+++ Data to process

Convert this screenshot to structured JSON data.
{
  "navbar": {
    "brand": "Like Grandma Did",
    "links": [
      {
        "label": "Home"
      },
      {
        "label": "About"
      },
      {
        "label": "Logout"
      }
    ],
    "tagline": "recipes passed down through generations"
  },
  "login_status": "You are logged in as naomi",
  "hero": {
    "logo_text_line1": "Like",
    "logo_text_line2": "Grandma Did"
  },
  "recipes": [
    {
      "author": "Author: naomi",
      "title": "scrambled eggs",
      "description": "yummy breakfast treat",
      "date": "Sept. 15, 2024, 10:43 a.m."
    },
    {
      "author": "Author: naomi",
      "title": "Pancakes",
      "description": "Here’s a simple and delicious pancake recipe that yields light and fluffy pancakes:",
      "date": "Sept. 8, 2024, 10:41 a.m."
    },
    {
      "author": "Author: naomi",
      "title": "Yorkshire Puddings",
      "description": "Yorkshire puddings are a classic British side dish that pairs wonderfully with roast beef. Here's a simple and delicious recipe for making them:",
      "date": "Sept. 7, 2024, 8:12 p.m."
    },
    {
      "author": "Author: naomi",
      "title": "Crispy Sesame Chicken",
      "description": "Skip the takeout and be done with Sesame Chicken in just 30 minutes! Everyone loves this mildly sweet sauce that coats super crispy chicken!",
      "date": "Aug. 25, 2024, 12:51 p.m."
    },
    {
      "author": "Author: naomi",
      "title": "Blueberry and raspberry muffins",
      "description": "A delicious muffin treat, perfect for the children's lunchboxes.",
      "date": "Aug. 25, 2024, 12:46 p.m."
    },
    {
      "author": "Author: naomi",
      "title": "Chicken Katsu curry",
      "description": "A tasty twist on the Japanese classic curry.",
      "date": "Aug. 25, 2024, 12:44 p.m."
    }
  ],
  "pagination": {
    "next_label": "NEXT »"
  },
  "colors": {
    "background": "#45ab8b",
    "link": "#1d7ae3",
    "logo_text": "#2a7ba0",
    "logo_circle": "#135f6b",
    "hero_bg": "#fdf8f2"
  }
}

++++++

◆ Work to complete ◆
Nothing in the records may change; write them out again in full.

◆ Answer space ◆
Convert this screenshot to structured JSON data.
{
  "navbar": {
    "brand": "Like Grandma Did",
    "links": [
      {
        "label": "Home"
      },
      {
        "label": "About"
      },
      {
        "label": "Logout"
      }
    ],
    "tagline": "recipes passed down through generations"
  },
  "login_status": "You are logged in as naomi",
  "hero": {
    "logo_text_line1": "Like",
    "logo_text_line2": "Grandma Did"
  },
  "recipes": [
    {
      "author": "Author: naomi",
      "title": "scrambled eggs",
      "description": "yummy breakfast treat",
      "date": "Sept. 15, 2024, 10:43 a.m."
    },
    {
      "author": "Author: naomi",
      "title": "Pancakes",
      "description": "Here’s a simple and delicious pancake recipe that yields light and fluffy pancakes:",
      "date": "Sept. 8, 2024, 10:41 a.m."
    },
    {
      "author": "Author: naomi",
      "title": "Yorkshire Puddings",
      "description": "Yorkshire puddings are a classic British side dish that pairs wonderfully with roast beef. Here's a simple and delicious recipe for making them:",
      "date": "Sept. 7, 2024, 8:12 p.m."
    },
    {
      "author": "Author: naomi",
      "title": "Crispy Sesame Chicken",
      "description": "Skip the takeout and be done with Sesame Chicken in just 30 minutes! Everyone loves this mildly sweet sauce that coats super crispy chicken!",
      "date": "Aug. 25, 2024, 12:51 p.m."
    },
    {
      "author": "Author: naomi",
      "title": "Blueberry and raspberry muffins",
      "description": "A delicious muffin treat, perfect for the children's lunchboxes.",
      "date": "Aug. 25, 2024, 12:46 p.m."
    },
    {
      "author": "Author: naomi",
      "title": "Chicken Katsu curry",
      "description": "A tasty twist on the Japanese classic curry.",
      "date": "Aug. 25, 2024, 12:44 p.m."
    }
  ],
  "pagination": {
    "next_label": "NEXT »"
  },
  "colors": {
    "background": "#45ab8b",
    "link": "#1d7ae3",
    "logo_text": "#2a7ba0",
    "logo_circle": "#135f6b",
    "hero_bg": "#fdf8f2"
  }
}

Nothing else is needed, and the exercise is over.